In 1957, a dispute between National Brewing and Gunther Brewing, which was still his employer, forced Mr. Thompson to leave the Orioles to call Washington Senators games. During those years, he was also hired by NBC to call its Game of the Week telecast.

It was during the 1960 World Series between the Pittsburgh Pirates and New York Yankees that Mr. Thompson made an error that, in his 1996 autobiography, he called "easily the most embarrassing moment of my career behind the microphone."

Bill Mazeroski hit a home run in the bottom of the ninth inning of the seventh game to win the Series for Pittsburgh. The homer, off pitcher Ralph Terry, made the final score 10-9. But Mr. Thompson said the Pirates' second baseman had gotten the hit off Art Ditmar and announced the final score as 10-0.

Given a chance to correct the error on a souvenir record the Pirates produced, Mr. Thompson declined. "I figured it had gone on the air that way, so it wouldn't be honest to change it," he wrote.

In 1962, Mr. Thompson returned to broadcasting the Orioles. Mr. Cupp said his brother-in-law's loyalty to National never wavered.

Once, while taking former Orioles star Boog Powell out for crabs at Bo Brooks, Mr. Thompson told the manager he wanted "the biggest crabs that they had," Mr. Cupp recalled.

"The manager came out with the crabs in an American Beer box," he said. "An American Beer box. You know how Chuck was with National Brewery. He said, 'I'm not going to take those crabs. No way.'"

Mr. Thompson called Orioles games until his first retirement in 1987. In 1991, he came back to work part time and continued on a limited schedule until 2000.

"He was such a gentleman," said Jeff Beauchamp, vice president and station manager of WBAL radio, Mr. Thompson's longtime employer. "I don't know if he had any enemies. He was never too busy to shake a hand or sign an autograph. And that's why he had earned that respect around the community.

"He had a distinctive style. It was a very rich style that was familiar to Baltimore, and people felt comfortable with him. He was someone they trusted."

Another moment in the national spotlight for Mr. Thompson came in 1958, when he was part of NBC's telecast of the National Football League championship, won by the Colts in overtime against the New York Giants and dubbed by many as "the greatest game ever played."

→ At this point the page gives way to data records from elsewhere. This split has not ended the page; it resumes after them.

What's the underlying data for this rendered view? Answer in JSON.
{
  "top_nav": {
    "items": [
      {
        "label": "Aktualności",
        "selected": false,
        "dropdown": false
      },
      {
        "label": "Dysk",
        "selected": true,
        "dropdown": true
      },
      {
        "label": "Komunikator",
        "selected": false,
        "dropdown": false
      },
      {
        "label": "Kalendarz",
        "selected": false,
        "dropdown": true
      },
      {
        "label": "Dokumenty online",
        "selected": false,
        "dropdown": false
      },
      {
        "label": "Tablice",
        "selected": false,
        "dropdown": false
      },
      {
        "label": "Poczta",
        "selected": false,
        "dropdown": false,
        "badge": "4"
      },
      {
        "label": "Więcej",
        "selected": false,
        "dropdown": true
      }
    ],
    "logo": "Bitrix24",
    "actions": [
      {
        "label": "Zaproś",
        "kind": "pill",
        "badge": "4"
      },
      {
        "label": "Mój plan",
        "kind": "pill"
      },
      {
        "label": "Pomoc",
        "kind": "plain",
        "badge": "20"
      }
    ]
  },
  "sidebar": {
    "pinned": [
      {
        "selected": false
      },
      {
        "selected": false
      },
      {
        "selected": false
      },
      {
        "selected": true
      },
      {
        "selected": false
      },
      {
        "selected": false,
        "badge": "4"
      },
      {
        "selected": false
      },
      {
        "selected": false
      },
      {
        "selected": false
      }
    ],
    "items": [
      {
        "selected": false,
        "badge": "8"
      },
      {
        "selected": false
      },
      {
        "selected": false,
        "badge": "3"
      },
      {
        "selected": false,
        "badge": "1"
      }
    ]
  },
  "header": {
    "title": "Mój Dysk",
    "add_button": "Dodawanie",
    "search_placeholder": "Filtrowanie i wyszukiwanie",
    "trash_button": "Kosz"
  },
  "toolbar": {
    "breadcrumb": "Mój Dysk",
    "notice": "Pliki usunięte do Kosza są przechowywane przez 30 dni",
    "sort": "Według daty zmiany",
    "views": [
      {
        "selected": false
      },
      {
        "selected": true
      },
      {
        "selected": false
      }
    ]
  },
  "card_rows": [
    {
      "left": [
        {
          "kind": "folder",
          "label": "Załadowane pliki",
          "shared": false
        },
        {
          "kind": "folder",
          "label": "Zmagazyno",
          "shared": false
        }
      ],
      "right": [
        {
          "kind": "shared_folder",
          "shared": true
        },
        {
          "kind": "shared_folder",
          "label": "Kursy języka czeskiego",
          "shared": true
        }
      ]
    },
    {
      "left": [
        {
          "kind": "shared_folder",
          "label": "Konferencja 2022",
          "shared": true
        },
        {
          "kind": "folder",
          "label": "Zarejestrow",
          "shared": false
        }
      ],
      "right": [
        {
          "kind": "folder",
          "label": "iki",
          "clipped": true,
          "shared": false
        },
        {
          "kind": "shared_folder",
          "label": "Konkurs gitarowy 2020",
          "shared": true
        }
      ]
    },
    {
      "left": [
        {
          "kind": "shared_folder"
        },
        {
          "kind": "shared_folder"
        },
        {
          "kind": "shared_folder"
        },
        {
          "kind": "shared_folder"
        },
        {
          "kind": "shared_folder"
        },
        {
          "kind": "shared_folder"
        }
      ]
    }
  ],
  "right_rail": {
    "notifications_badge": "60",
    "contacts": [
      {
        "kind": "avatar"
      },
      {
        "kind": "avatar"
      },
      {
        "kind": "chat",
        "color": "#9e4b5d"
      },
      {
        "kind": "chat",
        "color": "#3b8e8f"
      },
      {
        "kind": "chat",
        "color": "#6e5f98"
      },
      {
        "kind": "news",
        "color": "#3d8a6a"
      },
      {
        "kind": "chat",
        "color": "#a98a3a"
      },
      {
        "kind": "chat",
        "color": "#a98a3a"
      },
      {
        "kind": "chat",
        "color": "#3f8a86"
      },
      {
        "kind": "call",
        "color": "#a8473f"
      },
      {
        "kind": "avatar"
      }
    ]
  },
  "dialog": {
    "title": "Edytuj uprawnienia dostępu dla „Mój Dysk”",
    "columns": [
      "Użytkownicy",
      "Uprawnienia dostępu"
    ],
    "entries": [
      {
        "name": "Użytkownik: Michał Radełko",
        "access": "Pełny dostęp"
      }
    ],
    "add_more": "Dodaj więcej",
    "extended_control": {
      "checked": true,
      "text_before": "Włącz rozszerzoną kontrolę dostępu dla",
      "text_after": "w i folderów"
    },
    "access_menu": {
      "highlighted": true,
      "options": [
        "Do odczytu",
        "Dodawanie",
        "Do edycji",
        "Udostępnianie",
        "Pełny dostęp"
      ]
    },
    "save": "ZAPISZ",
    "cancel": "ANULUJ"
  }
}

Mr. Thompson shared the booth with Chris Schenkel. The two announcers flipped a coin to decide who would do the play-by-play for which half, according to Mr. Thompson's recollection in Mr. Patterson's book. Mr. Schenkel won the toss and chose the second half, giving Mr. Thompson the job for the overtime period.

In a statement yesterday, Gov. Robert L. Ehrlich Jr. said: "'Go to war, Miss Agnes!' and 'Ain't the beer cold!' are phrases that will live with the generation that experienced one of the greatest sports announcers of all time. Our hearts go out to Betty and the entire Thompson family."

A memorial Mass will be celebrated Thursday at 11 a.m. at Cathedral of Mary Our Queen, 5200 N. Charles St. A private funeral is planned, and there will be no public viewing.

In addition to his wife - whom he married in 1989 - and son, survivors include a daughter, Susan Perkins, and eight grandchildren.

Mr. Thompson's first wife, Rose, died in 1985. Their daughter, Sandy Kuckler, died of breast cancer in 2001.

Sun staff writers Laura Cadiz, Christian Ewell, Bill Free, Mike Klingaman and Roch Kubatko contributed to this article.